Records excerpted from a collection
◆ ◆ ◆ ◆ ◆
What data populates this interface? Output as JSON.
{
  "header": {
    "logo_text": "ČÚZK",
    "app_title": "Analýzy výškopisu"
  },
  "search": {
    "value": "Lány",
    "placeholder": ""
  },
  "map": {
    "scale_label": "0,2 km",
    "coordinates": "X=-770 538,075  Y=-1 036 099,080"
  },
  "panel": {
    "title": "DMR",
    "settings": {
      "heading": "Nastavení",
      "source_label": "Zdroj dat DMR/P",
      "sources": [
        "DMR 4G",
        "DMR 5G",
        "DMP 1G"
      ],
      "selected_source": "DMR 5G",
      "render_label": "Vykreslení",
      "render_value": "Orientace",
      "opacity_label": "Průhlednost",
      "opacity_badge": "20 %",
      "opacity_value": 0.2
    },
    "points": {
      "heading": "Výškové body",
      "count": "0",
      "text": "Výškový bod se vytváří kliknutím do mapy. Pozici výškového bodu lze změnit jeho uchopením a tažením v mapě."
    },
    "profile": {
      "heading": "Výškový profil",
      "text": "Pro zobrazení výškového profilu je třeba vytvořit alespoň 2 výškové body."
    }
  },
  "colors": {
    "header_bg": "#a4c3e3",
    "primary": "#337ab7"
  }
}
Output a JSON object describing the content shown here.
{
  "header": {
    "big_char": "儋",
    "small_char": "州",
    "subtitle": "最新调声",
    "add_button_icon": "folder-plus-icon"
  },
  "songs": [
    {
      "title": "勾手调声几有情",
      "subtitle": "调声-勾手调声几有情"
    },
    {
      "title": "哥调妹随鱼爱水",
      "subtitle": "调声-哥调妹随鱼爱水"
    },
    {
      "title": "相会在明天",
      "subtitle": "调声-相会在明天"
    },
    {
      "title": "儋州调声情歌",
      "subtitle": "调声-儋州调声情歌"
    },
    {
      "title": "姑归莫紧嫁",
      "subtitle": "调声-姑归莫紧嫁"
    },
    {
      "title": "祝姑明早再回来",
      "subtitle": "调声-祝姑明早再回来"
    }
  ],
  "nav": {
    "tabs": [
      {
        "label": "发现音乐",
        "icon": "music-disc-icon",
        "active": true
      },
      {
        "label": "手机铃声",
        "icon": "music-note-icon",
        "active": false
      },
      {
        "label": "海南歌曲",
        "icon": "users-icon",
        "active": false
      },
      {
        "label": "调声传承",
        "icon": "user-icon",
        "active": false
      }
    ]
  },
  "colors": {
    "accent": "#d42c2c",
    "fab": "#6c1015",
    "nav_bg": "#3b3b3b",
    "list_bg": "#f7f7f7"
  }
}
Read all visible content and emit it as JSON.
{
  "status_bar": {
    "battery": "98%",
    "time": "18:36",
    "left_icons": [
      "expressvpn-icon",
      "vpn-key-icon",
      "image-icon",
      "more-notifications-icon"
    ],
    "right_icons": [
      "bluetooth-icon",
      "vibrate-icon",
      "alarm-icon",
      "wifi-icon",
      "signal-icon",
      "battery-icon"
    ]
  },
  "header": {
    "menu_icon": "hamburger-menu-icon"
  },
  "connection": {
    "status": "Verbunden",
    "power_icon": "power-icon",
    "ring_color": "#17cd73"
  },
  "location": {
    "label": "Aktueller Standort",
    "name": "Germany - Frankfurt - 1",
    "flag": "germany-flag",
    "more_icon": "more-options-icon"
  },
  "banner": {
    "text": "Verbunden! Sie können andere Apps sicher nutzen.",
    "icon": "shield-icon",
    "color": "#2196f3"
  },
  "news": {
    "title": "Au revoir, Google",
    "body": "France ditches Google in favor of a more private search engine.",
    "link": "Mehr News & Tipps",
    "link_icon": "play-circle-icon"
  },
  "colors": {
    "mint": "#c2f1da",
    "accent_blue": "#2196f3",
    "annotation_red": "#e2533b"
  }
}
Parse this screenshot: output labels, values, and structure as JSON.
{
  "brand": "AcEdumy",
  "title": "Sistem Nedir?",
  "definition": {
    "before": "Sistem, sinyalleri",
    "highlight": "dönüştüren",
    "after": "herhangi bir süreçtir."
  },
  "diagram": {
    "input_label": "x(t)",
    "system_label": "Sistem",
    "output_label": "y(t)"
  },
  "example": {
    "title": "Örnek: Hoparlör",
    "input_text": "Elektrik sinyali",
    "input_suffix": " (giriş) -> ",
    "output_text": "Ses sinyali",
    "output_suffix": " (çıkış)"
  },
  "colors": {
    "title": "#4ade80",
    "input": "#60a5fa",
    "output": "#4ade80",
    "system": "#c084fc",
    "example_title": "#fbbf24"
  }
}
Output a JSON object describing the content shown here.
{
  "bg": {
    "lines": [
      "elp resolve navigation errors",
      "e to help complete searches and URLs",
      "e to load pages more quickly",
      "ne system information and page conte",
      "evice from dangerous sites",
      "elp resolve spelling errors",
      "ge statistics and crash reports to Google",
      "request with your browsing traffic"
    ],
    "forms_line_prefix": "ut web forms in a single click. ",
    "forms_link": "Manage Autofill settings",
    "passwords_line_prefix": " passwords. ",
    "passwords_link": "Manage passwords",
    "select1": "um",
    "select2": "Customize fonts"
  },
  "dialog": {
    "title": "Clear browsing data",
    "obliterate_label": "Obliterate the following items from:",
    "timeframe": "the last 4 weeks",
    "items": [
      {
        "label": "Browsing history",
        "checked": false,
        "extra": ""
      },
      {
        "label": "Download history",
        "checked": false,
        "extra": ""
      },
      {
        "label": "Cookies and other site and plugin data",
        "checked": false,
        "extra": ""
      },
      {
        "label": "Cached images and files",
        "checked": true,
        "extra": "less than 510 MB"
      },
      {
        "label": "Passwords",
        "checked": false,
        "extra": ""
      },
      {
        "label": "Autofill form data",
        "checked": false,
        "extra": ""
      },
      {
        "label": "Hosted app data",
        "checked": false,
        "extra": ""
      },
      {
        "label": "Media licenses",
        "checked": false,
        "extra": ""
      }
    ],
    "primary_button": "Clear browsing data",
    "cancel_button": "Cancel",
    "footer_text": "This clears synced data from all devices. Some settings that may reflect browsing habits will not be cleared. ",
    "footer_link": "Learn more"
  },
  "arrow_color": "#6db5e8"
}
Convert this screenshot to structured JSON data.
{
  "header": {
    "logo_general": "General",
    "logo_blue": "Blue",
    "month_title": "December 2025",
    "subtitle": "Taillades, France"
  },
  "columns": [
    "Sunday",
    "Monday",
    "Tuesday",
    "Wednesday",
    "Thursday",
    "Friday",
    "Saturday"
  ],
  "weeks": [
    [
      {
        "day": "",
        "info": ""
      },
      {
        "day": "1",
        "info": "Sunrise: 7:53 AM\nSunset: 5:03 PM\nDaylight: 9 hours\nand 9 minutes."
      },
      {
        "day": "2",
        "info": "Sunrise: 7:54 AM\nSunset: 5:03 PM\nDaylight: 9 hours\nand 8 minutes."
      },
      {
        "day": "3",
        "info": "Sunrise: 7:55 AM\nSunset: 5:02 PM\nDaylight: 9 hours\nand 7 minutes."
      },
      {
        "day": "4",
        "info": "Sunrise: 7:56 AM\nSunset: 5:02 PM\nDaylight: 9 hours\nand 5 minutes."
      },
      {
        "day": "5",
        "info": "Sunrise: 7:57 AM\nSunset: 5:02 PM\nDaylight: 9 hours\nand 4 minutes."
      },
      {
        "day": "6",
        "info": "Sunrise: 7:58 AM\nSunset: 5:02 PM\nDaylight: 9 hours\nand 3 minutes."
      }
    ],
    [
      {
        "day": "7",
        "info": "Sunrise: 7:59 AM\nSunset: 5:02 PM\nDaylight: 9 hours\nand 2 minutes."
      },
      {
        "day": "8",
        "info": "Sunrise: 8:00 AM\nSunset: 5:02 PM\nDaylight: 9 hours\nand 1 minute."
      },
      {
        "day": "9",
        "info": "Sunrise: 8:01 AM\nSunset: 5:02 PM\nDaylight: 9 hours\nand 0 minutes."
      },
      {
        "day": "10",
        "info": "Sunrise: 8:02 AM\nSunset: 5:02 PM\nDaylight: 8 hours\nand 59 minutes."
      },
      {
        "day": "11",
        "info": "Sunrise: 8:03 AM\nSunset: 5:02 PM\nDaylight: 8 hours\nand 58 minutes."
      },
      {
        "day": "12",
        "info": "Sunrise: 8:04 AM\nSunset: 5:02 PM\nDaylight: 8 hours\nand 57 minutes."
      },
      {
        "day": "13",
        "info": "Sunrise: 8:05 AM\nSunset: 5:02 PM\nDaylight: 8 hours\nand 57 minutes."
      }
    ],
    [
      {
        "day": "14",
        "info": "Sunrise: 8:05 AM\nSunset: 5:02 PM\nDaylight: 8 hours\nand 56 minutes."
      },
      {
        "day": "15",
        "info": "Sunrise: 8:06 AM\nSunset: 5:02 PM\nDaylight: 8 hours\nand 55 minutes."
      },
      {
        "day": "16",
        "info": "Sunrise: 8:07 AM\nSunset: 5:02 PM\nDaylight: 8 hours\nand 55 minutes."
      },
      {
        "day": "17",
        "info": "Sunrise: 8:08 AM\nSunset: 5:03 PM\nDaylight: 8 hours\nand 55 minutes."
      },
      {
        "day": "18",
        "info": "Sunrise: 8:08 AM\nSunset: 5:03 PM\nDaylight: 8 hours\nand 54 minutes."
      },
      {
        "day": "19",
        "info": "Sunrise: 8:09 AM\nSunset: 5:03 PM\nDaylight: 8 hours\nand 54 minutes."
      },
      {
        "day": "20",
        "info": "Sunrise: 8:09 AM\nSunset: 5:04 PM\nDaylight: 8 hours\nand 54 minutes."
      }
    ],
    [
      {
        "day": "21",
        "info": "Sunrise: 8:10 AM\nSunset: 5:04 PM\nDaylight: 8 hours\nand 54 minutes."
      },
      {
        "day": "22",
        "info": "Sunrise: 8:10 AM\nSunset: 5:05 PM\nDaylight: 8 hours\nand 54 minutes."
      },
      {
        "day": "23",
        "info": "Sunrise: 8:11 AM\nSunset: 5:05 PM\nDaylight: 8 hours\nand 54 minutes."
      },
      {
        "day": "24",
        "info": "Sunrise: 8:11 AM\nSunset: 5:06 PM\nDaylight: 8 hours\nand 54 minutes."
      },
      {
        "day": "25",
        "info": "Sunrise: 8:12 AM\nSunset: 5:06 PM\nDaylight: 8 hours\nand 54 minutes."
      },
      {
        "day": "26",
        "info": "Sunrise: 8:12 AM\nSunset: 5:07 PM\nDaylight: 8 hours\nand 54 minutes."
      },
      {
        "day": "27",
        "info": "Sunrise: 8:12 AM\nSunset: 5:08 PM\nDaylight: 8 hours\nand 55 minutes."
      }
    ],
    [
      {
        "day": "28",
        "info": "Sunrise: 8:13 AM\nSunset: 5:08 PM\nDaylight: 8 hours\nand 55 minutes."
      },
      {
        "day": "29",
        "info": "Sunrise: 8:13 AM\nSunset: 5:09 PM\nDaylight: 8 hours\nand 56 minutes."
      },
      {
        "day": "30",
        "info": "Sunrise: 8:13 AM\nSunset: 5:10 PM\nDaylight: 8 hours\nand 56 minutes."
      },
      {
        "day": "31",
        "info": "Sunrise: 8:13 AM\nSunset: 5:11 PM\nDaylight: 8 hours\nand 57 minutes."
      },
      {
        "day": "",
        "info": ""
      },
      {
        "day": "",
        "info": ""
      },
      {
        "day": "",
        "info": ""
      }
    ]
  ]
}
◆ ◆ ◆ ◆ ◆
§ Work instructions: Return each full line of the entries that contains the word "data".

§ Expected output:
What data populates this interface? Output as JSON.
    "title": "Clear browsing data",
        "label": "Cookies and other site and plugin data",
        "label": "Autofill form data",
        "label": "Hosted app data",
    "primary_button": "Clear browsing data",
    "footer_text": "This clears synced data from all devices. Some settings that may reflect browsing habits will not be cleared. ",
Convert this screenshot to structured JSON data.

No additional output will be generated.